▶ **What is expected**
Your reply should contain the whole listing below, repeated exactly, and no images.

** Records shown follows **

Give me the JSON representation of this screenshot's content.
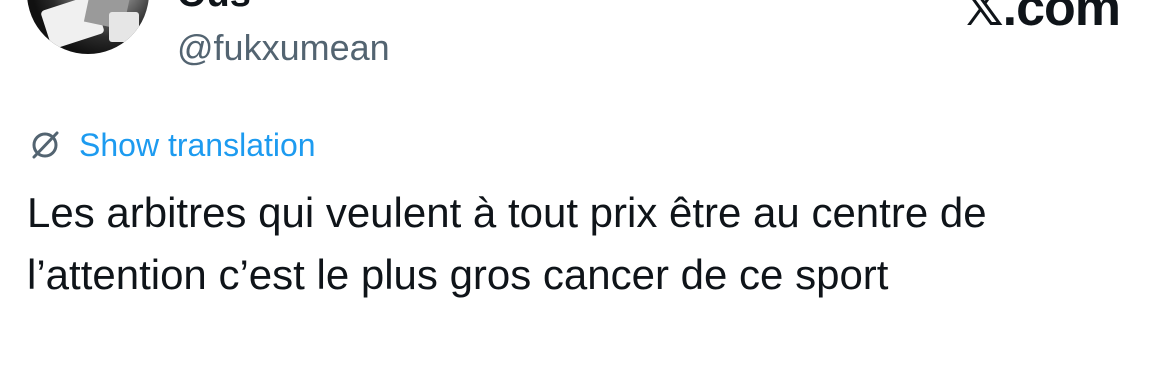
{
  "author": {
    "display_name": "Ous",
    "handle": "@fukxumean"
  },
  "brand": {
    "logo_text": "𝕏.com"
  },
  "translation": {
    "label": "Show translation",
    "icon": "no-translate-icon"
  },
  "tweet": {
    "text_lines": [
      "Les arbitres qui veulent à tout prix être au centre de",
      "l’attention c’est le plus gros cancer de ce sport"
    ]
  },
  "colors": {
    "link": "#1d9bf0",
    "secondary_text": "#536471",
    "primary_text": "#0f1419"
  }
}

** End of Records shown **

▶ **Exercise result**
Give me the JSON representation of this screenshot's content.
{
  "author": {
    "display_name": "Ous",
    "handle": "@fukxumean"
  },
  "brand": {
    "logo_text": "𝕏.com"
  },
  "translation": {
    "label": "Show translation",
    "icon": "no-translate-icon"
  },
  "tweet": {
    "text_lines": [
      "Les arbitres qui veulent à tout prix être au centre de",
      "l’attention c’est le plus gros cancer de ce sport"
    ]
  },
  "colors": {
    "link": "#1d9bf0",
    "secondary_text": "#536471",
    "primary_text": "#0f1419"
  }
}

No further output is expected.